All the hype about Heath Ledger’s performance in The Dark Knight backfired on me. Don’t get me wrong, I’m sure it’s a great film and I’m grateful Christian Bale and director Christopher Nolan have rejuvenated a franchise that was in serious danger of imploding, but all the Ledger worshipping and long movie lines discouraged me.
Instead, I opted to reboot the Batman saga my own way by going back to the beginning. Not by the way of Michael Keaton or Adam West but further back to 1943 when Lewis Wilson played the Caped Crusader. If you haven’t ever heard of Wilson, don’t worry, neither had I, even though I was aware of the old serial.
My opinion is mixed; but first, my gripes, starting with the cover art for this 2005 dvd release. Columbia Pictures chose to use a scene that, while eye-catching, could very easily be confused with a current animated Batman feature. I realize their motive is to sell extra copies by creating a connection to the current Batman, but I feel this is a bit of a misrepresentation to snag the unsuspecting.
The biggest detraction is the racism. Early in the first episode, an empty Japanese community is explained as being evacuated by a “wise” (US) government. The main villain, a Japanese scientist who is working for Emperor Hirohito, has a henchmen turn on him, saying, "That's the kind of answer that fits the color of your skin." Other offensive remarks such as "shifty eyed Japs", "twisted oriental brains", and "squinty-eyes" are tossed in the narrative and dialogue. Considering the internment and treatment many Japanese Americans experienced during WWII, these cringe inducing moments might not be appropriate for younger viewers, and while I understand the film reflects the feelings of a nation drawn into WWII following Pearl Harbor, that doesn’t make it any easier to watch in 2008.
The low budget and formulaic plot add to the show’s silliness.

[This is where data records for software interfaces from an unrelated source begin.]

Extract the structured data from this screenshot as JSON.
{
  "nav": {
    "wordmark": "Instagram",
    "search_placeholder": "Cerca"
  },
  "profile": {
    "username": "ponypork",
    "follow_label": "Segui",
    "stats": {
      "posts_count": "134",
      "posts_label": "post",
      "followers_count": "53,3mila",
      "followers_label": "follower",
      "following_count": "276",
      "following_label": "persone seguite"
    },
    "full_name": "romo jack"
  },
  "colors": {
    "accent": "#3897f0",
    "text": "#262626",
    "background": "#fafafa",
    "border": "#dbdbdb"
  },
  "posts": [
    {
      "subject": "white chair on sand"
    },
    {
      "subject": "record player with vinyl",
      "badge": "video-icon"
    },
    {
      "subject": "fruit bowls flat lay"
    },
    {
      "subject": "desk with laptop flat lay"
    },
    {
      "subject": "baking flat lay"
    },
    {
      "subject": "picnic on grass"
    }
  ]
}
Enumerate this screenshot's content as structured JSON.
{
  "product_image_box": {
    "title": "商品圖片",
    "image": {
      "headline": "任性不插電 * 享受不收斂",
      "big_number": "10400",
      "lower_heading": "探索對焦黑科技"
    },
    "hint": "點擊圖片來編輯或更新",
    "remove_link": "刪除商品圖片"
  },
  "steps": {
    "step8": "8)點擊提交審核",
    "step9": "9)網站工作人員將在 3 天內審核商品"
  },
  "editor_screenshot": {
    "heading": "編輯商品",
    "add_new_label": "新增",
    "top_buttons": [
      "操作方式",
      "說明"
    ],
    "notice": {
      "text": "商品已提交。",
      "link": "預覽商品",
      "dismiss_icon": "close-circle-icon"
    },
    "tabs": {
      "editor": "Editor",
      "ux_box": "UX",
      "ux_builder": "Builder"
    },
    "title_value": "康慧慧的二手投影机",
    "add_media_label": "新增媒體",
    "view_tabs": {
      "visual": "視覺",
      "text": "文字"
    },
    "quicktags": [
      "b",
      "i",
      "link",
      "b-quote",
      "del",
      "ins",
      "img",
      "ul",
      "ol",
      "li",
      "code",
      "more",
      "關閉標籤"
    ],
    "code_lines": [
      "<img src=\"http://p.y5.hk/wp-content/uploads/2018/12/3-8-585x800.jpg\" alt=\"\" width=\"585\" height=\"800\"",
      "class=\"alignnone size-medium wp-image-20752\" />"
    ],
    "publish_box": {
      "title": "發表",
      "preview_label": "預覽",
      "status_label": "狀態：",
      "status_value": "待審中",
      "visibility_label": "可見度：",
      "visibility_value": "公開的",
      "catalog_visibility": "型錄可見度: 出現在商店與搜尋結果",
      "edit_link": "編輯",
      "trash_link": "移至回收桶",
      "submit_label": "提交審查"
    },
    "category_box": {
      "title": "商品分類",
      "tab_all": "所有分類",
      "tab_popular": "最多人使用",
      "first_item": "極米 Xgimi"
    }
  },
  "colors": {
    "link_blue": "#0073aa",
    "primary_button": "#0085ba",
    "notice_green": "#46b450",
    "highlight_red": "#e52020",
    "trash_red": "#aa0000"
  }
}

All 15 episodes center on Batman and Robin thwarting the attempts of the one and only villain, Dr. Daka, who is out to annihilate America with his radium-powered death ray and a mind-control device to transform people into "zombie" servants. Columbia Pictures, with a reputation for being cheap, saved beaucoup bucks by buying a 1939 Cadillac for the Batmobile which doubles as Bruce Wayne's personal car – it’s surprising the Gotham City PD never made the connection. Not to mention the ill-fitting costumes of the dynamic duo are distracting, and in a hilarious scene, Batman loses his cape while fighting, but it mysteriously reappears before the fight is over.
On the positive side, this serial uses the old cliffhanger clichés relatively well. There is plenty of "fist-a-cuffs" with the bad guys and director Lambert Hillyer keeps the action brisk. Lewis Wilson makes a good first Batman/Bruce Wayne and at times he manages to rise above the campy action. One noteworthy item, this serial introduced the bat cave to the mythology, even though the fake bats on strings are a hoot.
True fans and collectors should not pass up this historical Batman but casual viewers should probably skip it and head off to the theater instead.